= Beginning of Section =
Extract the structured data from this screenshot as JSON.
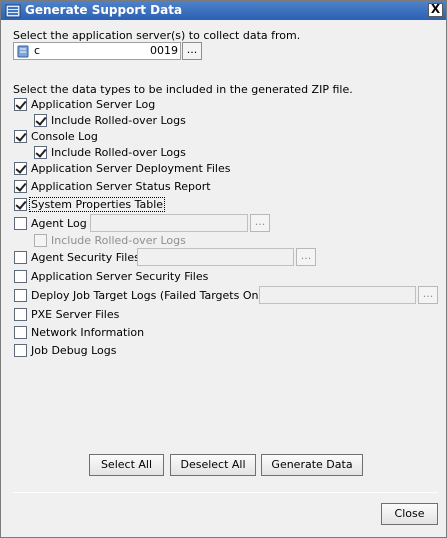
{
  "window": {
    "title": "Generate Support Data",
    "close_glyph": "X"
  },
  "servers": {
    "prompt": "Select the application server(s) to collect data from.",
    "value_prefix": "c",
    "value_suffix": "0019",
    "browse_label": "..."
  },
  "types_prompt": "Select the data types to be included in the generated ZIP file.",
  "options": {
    "app_server_log": {
      "label": "Application Server Log",
      "checked": true
    },
    "app_server_log_rolled": {
      "label": "Include Rolled-over Logs",
      "checked": true
    },
    "console_log": {
      "label": "Console Log",
      "checked": true
    },
    "console_log_rolled": {
      "label": "Include Rolled-over Logs",
      "checked": true
    },
    "deployment_files": {
      "label": "Application Server Deployment Files",
      "checked": true
    },
    "status_report": {
      "label": "Application Server Status Report",
      "checked": true
    },
    "system_properties": {
      "label": "System Properties Table",
      "checked": true
    },
    "agent_log": {
      "label": "Agent Log",
      "checked": false,
      "browse_label": "..."
    },
    "agent_log_rolled": {
      "label": "Include Rolled-over Logs",
      "checked": false
    },
    "agent_security": {
      "label": "Agent Security Files",
      "checked": false,
      "browse_label": "..."
    },
    "app_security": {
      "label": "Application Server Security Files",
      "checked": false
    },
    "deploy_job_logs": {
      "label": "Deploy Job Target Logs (Failed Targets Only)",
      "checked": false,
      "browse_label": "..."
    },
    "pxe_files": {
      "label": "PXE Server Files",
      "checked": false
    },
    "network_info": {
      "label": "Network Information",
      "checked": false
    },
    "job_debug": {
      "label": "Job Debug Logs",
      "checked": false
    }
  },
  "buttons": {
    "select_all": "Select All",
    "deselect_all": "Deselect All",
    "generate": "Generate Data",
    "close": "Close"
  },
  "colors": {
    "titlebar": "#2b60b4",
    "dialog_bg": "#f0f0f0"
  }
}
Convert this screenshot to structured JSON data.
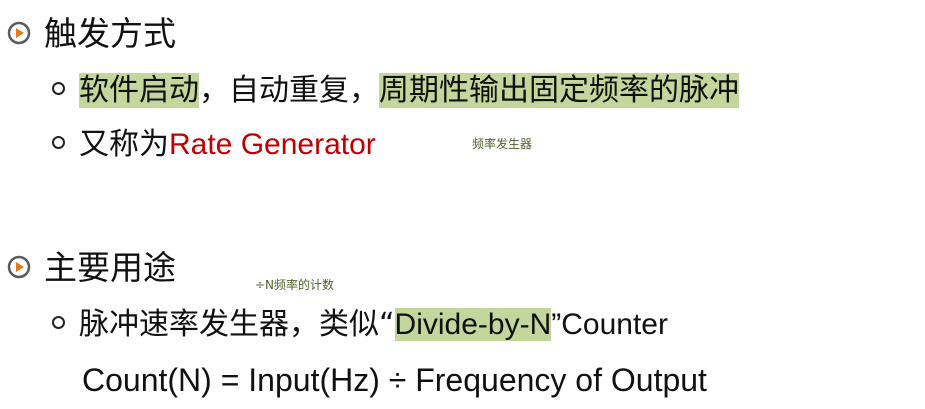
{
  "section1": {
    "heading": "触发方式",
    "item1": {
      "part1": "软件启动",
      "part2": "，自动重复，",
      "part3": "周期性输出固定频率的脉冲"
    },
    "item2": {
      "prefix": "又称为",
      "highlight": "Rate Generator",
      "note": "频率发生器"
    }
  },
  "section2": {
    "heading": "主要用途",
    "note": "÷N频率的计数",
    "item1": {
      "prefix": "脉冲速率发生器，类似“",
      "highlight": "Divide-by-N",
      "suffix": "”Counter"
    },
    "formula": "Count(N) = Input(Hz) ÷ Frequency of Output"
  },
  "colors": {
    "highlight": "#c3d69b",
    "accent_text": "#c00000",
    "icon": "#e07a20"
  }
}
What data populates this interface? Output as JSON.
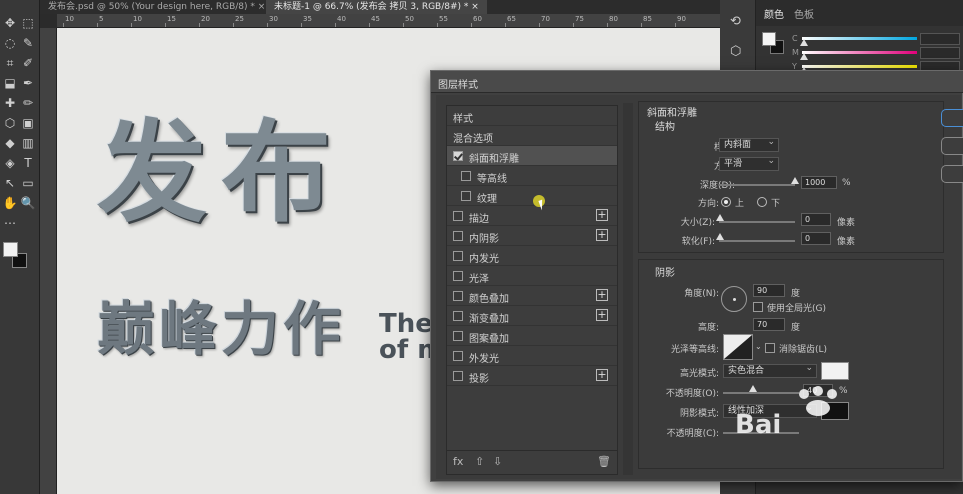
{
  "tabs": [
    {
      "label": "发布会.psd @ 50% (Your design here, RGB/8) *",
      "close": "×",
      "active": false
    },
    {
      "label": "未标题-1 @ 66.7% (发布会 拷贝 3, RGB/8#) *",
      "close": "×",
      "active": true
    }
  ],
  "ruler": {
    "top_ticks": [
      "10",
      "5",
      "10",
      "15",
      "20",
      "25",
      "30",
      "35",
      "40",
      "45",
      "50",
      "55",
      "60",
      "65",
      "70",
      "75",
      "80",
      "85",
      "90",
      "95"
    ]
  },
  "toolbar": {
    "tools": [
      {
        "a": "✥",
        "b": "⬚"
      },
      {
        "a": "◌",
        "b": "✎"
      },
      {
        "a": "⌗",
        "b": "✐"
      },
      {
        "a": "⬓",
        "b": "✒"
      },
      {
        "a": "✚",
        "b": "✏"
      },
      {
        "a": "⬡",
        "b": "▣"
      },
      {
        "a": "◆",
        "b": "▥"
      },
      {
        "a": "◈",
        "b": "T"
      },
      {
        "a": "↖",
        "b": "▭"
      },
      {
        "a": "✋",
        "b": "🔍"
      },
      {
        "a": "⋯",
        "b": ""
      }
    ]
  },
  "canvas": {
    "headline": "发布",
    "subline": "巅峰力作",
    "english_1": "The",
    "english_2": "of m"
  },
  "right_panel": {
    "tabs": [
      {
        "label": "颜色",
        "active": true
      },
      {
        "label": "色板",
        "active": false
      }
    ],
    "channels": [
      {
        "label": "C",
        "color": "#00a6e0",
        "value": ""
      },
      {
        "label": "M",
        "color": "#e0007a",
        "value": ""
      },
      {
        "label": "Y",
        "color": "#f2e600",
        "value": ""
      }
    ],
    "pct": "%"
  },
  "dialog": {
    "title": "图层样式",
    "styles_header": "样式",
    "blend_options": "混合选项",
    "items": [
      {
        "label": "斜面和浮雕",
        "checked": true,
        "plus": false,
        "indent": false,
        "selected": true
      },
      {
        "label": "等高线",
        "checked": false,
        "plus": false,
        "indent": true,
        "selected": false
      },
      {
        "label": "纹理",
        "checked": false,
        "plus": false,
        "indent": true,
        "selected": false
      },
      {
        "label": "描边",
        "checked": false,
        "plus": true,
        "indent": false,
        "selected": false
      },
      {
        "label": "内阴影",
        "checked": false,
        "plus": true,
        "indent": false,
        "selected": false
      },
      {
        "label": "内发光",
        "checked": false,
        "plus": false,
        "indent": false,
        "selected": false
      },
      {
        "label": "光泽",
        "checked": false,
        "plus": false,
        "indent": false,
        "selected": false
      },
      {
        "label": "颜色叠加",
        "checked": false,
        "plus": true,
        "indent": false,
        "selected": false
      },
      {
        "label": "渐变叠加",
        "checked": false,
        "plus": true,
        "indent": false,
        "selected": false
      },
      {
        "label": "图案叠加",
        "checked": false,
        "plus": false,
        "indent": false,
        "selected": false
      },
      {
        "label": "外发光",
        "checked": false,
        "plus": false,
        "indent": false,
        "selected": false
      },
      {
        "label": "投影",
        "checked": false,
        "plus": true,
        "indent": false,
        "selected": false
      }
    ],
    "footer": {
      "fx": "fx",
      "up": "⇧",
      "down": "⇩",
      "trash": "🗑"
    },
    "bevel": {
      "title": "斜面和浮雕",
      "structure_title": "结构",
      "style_label": "样式:",
      "style_value": "内斜面",
      "technique_label": "方法:",
      "technique_value": "平滑",
      "depth_label": "深度(D):",
      "depth_value": "1000",
      "depth_unit": "%",
      "depth_level": 1.0,
      "direction_label": "方向:",
      "dir_up": "上",
      "dir_down": "下",
      "size_label": "大小(Z):",
      "size_value": "0",
      "size_unit": "像素",
      "soften_label": "软化(F):",
      "soften_value": "0",
      "soften_unit": "像素"
    },
    "shading": {
      "title": "阴影",
      "angle_label": "角度(N):",
      "angle_value": "90",
      "angle_unit": "度",
      "global_light": "使用全局光(G)",
      "altitude_label": "高度:",
      "altitude_value": "70",
      "altitude_unit": "度",
      "gloss_label": "光泽等高线:",
      "antialias": "消除锯齿(L)",
      "highlight_label": "高光模式:",
      "highlight_value": "实色混合",
      "highlight_color": "#f2f2f2",
      "opacity_label": "不透明度(O):",
      "opacity_value": "40",
      "opacity_unit": "%",
      "opacity_level": 0.4,
      "shadow_label": "阴影模式:",
      "shadow_value": "线性加深",
      "opacity2_label": "不透明度(C):"
    }
  },
  "watermark": {
    "text": "Bai"
  }
}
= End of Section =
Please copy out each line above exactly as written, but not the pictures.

Extract the structured data from this screenshot as JSON.
{
  "window": {
    "title": "Generate Support Data",
    "close_glyph": "X"
  },
  "servers": {
    "prompt": "Select the application server(s) to collect data from.",
    "value_prefix": "c",
    "value_suffix": "0019",
    "browse_label": "..."
  },
  "types_prompt": "Select the data types to be included in the generated ZIP file.",
  "options": {
    "app_server_log": {
      "label": "Application Server Log",
      "checked": true
    },
    "app_server_log_rolled": {
      "label": "Include Rolled-over Logs",
      "checked": true
    },
    "console_log": {
      "label": "Console Log",
      "checked": true
    },
    "console_log_rolled": {
      "label": "Include Rolled-over Logs",
      "checked": true
    },
    "deployment_files": {
      "label": "Application Server Deployment Files",
      "checked": true
    },
    "status_report": {
      "label": "Application Server Status Report",
      "checked": true
    },
    "system_properties": {
      "label": "System Properties Table",
      "checked": true
    },
    "agent_log": {
      "label": "Agent Log",
      "checked": false,
      "browse_label": "..."
    },
    "agent_log_rolled": {
      "label": "Include Rolled-over Logs",
      "checked": false
    },
    "agent_security": {
      "label": "Agent Security Files",
      "checked": false,
      "browse_label": "..."
    },
    "app_security": {
      "label": "Application Server Security Files",
      "checked": false
    },
    "deploy_job_logs": {
      "label": "Deploy Job Target Logs (Failed Targets Only)",
      "checked": false,
      "browse_label": "..."
    },
    "pxe_files": {
      "label": "PXE Server Files",
      "checked": false
    },
    "network_info": {
      "label": "Network Information",
      "checked": false
    },
    "job_debug": {
      "label": "Job Debug Logs",
      "checked": false
    }
  },
  "buttons": {
    "select_all": "Select All",
    "deselect_all": "Deselect All",
    "generate": "Generate Data",
    "close": "Close"
  },
  "colors": {
    "titlebar": "#2b60b4",
    "dialog_bg": "#f0f0f0"
  }
}
Convert this screenshot to structured JSON data.
{
  "section1": {
    "heading": "触发方式",
    "item1": {
      "part1": "软件启动",
      "part2": "，自动重复，",
      "part3": "周期性输出固定频率的脉冲"
    },
    "item2": {
      "prefix": "又称为",
      "highlight": "Rate Generator",
      "note": "频率发生器"
    }
  },
  "section2": {
    "heading": "主要用途",
    "note": "÷N频率的计数",
    "item1": {
      "prefix": "脉冲速率发生器，类似“",
      "highlight": "Divide-by-N",
      "suffix": "”Counter"
    },
    "formula": "Count(N) = Input(Hz) ÷ Frequency of Output"
  },
  "colors": {
    "highlight": "#c3d69b",
    "accent_text": "#c00000",
    "icon": "#e07a20"
  }
}
What data populates this interface? Output as JSON.
{
  "tabs": [
    {
      "label": "发布会.psd @ 50% (Your design here, RGB/8) *",
      "close": "×",
      "active": false
    },
    {
      "label": "未标题-1 @ 66.7% (发布会 拷贝 3, RGB/8#) *",
      "close": "×",
      "active": true
    }
  ],
  "ruler": {
    "top_ticks": [
      "10",
      "5",
      "10",
      "15",
      "20",
      "25",
      "30",
      "35",
      "40",
      "45",
      "50",
      "55",
      "60",
      "65",
      "70",
      "75",
      "80",
      "85",
      "90",
      "95"
    ]
  },
  "toolbar": {
    "tools": [
      {
        "a": "✥",
        "b": "⬚"
      },
      {
        "a": "◌",
        "b": "✎"
      },
      {
        "a": "⌗",
        "b": "✐"
      },
      {
        "a": "⬓",
        "b": "✒"
      },
      {
        "a": "✚",
        "b": "✏"
      },
      {
        "a": "⬡",
        "b": "▣"
      },
      {
        "a": "◆",
        "b": "▥"
      },
      {
        "a": "◈",
        "b": "T"
      },
      {
        "a": "↖",
        "b": "▭"
      },
      {
        "a": "✋",
        "b": "🔍"
      },
      {
        "a": "⋯",
        "b": ""
      }
    ]
  },
  "canvas": {
    "headline": "发布",
    "subline": "巅峰力作",
    "english_1": "The",
    "english_2": "of m"
  },
  "right_panel": {
    "tabs": [
      {
        "label": "颜色",
        "active": true
      },
      {
        "label": "色板",
        "active": false
      }
    ],
    "channels": [
      {
        "label": "C",
        "color": "#00a6e0",
        "value": ""
      },
      {
        "label": "M",
        "color": "#e0007a",
        "value": ""
      },
      {
        "label": "Y",
        "color": "#f2e600",
        "value": ""
      }
    ],
    "pct": "%"
  },
  "dialog": {
    "title": "图层样式",
    "styles_header": "样式",
    "blend_options": "混合选项",
    "items": [
      {
        "label": "斜面和浮雕",
        "checked": true,
        "plus": false,
        "indent": false,
        "selected": true
      },
      {
        "label": "等高线",
        "checked": false,
        "plus": false,
        "indent": true,
        "selected": false
      },
      {
        "label": "纹理",
        "checked": false,
        "plus": false,
        "indent": true,
        "selected": false
      },
      {
        "label": "描边",
        "checked": false,
        "plus": true,
        "indent": false,
        "selected": false
      },
      {
        "label": "内阴影",
        "checked": false,
        "plus": true,
        "indent": false,
        "selected": false
      },
      {
        "label": "内发光",
        "checked": false,
        "plus": false,
        "indent": false,
        "selected": false
      },
      {
        "label": "光泽",
        "checked": false,
        "plus": false,
        "indent": false,
        "selected": false
      },
      {
        "label": "颜色叠加",
        "checked": false,
        "plus": true,
        "indent": false,
        "selected": false
      },
      {
        "label": "渐变叠加",
        "checked": false,
        "plus": true,
        "indent": false,
        "selected": false
      },
      {
        "label": "图案叠加",
        "checked": false,
        "plus": false,
        "indent": false,
        "selected": false
      },
      {
        "label": "外发光",
        "checked": false,
        "plus": false,
        "indent": false,
        "selected": false
      },
      {
        "label": "投影",
        "checked": false,
        "plus": true,
        "indent": false,
        "selected": false
      }
    ],
    "footer": {
      "fx": "fx",
      "up": "⇧",
      "down": "⇩",
      "trash": "🗑"
    },
    "bevel": {
      "title": "斜面和浮雕",
      "structure_title": "结构",
      "style_label": "样式:",
      "style_value": "内斜面",
      "technique_label": "方法:",
      "technique_value": "平滑",
      "depth_label": "深度(D):",
      "depth_value": "1000",
      "depth_unit": "%",
      "depth_level": 1.0,
      "direction_label": "方向:",
      "dir_up": "上",
      "dir_down": "下",
      "size_label": "大小(Z):",
      "size_value": "0",
      "size_unit": "像素",
      "soften_label": "软化(F):",
      "soften_value": "0",
      "soften_unit": "像素"
    },
    "shading": {
      "title": "阴影",
      "angle_label": "角度(N):",
      "angle_value": "90",
      "angle_unit": "度",
      "global_light": "使用全局光(G)",
      "altitude_label": "高度:",
      "altitude_value": "70",
      "altitude_unit": "度",
      "gloss_label": "光泽等高线:",
      "antialias": "消除锯齿(L)",
      "highlight_label": "高光模式:",
      "highlight_value": "实色混合",
      "highlight_color": "#f2f2f2",
      "opacity_label": "不透明度(O):",
      "opacity_value": "40",
      "opacity_unit": "%",
      "opacity_level": 0.4,
      "shadow_label": "阴影模式:",
      "shadow_value": "线性加深",
      "opacity2_label": "不透明度(C):"
    }
  },
  "watermark": {
    "text": "Bai"
  }
}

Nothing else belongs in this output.